Component data from apps and pages
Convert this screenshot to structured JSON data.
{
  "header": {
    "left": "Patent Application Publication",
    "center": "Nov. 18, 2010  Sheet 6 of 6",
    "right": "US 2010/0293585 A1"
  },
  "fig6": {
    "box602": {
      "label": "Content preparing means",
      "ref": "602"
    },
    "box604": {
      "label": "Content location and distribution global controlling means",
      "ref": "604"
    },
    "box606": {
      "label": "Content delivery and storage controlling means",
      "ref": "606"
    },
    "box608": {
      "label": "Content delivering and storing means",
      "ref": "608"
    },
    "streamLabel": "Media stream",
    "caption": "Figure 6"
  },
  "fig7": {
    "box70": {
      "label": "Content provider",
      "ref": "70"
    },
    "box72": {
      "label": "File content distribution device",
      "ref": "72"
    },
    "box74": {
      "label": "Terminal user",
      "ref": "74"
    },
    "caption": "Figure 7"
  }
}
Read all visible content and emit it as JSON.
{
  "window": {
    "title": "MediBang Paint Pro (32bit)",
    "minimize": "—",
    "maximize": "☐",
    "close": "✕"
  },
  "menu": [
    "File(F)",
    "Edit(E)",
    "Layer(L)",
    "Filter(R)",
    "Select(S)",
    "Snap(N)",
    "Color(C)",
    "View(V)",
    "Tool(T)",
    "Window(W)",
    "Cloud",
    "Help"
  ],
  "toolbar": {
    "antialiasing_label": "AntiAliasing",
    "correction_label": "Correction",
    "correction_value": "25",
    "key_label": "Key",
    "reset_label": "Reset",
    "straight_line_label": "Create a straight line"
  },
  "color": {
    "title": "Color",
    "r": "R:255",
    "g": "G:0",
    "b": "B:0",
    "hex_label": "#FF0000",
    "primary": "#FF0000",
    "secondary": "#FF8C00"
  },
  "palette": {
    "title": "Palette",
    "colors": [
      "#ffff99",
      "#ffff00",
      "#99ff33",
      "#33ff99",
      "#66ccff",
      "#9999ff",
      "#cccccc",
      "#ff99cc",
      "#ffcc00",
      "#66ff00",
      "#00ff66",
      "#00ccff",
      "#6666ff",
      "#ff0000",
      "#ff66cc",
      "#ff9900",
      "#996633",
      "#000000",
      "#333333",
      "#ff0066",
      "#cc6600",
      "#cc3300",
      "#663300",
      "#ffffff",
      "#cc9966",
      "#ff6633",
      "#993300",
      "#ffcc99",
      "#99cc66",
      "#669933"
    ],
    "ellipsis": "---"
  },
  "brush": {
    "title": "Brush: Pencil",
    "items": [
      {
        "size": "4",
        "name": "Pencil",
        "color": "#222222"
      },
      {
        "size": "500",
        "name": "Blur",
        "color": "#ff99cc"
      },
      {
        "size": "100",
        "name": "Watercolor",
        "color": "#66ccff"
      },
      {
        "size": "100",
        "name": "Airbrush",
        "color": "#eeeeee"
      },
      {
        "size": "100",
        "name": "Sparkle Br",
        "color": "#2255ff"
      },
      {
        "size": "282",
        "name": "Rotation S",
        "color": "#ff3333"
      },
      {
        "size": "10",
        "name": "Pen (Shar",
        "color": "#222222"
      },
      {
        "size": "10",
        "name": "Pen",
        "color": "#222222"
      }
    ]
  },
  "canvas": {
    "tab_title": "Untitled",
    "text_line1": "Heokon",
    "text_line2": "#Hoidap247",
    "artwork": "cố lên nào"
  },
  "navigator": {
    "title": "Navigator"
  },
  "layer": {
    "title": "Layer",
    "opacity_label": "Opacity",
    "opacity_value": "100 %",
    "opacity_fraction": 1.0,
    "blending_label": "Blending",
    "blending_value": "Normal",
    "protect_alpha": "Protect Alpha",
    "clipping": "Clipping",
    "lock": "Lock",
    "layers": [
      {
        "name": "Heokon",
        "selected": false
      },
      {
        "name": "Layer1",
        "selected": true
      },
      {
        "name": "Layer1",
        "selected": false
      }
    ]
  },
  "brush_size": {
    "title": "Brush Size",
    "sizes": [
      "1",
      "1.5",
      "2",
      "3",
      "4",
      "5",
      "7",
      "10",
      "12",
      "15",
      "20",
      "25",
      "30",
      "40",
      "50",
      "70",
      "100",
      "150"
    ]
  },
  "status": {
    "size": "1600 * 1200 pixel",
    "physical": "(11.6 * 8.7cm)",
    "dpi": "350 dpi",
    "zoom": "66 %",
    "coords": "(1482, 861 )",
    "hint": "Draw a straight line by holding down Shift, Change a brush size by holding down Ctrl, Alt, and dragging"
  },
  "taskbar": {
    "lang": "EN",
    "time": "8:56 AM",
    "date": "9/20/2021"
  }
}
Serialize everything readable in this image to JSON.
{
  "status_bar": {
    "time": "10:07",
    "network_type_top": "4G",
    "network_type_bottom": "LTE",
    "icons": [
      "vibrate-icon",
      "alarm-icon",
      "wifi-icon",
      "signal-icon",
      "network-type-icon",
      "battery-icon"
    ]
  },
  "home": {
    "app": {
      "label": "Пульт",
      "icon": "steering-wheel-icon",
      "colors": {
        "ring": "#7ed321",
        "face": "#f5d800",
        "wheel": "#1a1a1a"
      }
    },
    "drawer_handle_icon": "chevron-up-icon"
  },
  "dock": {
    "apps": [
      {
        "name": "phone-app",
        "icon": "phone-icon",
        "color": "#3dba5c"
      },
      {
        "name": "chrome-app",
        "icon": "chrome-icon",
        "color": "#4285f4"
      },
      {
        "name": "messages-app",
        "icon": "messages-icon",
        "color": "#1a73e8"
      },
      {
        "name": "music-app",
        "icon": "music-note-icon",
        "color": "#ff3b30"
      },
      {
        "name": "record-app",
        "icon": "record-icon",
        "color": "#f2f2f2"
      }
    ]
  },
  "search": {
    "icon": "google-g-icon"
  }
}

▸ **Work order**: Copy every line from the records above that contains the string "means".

▸ **Solution for this task**:
      "label": "Content preparing means",
      "label": "Content location and distribution global controlling means",
      "label": "Content delivery and storage controlling means",
      "label": "Content delivering and storing means",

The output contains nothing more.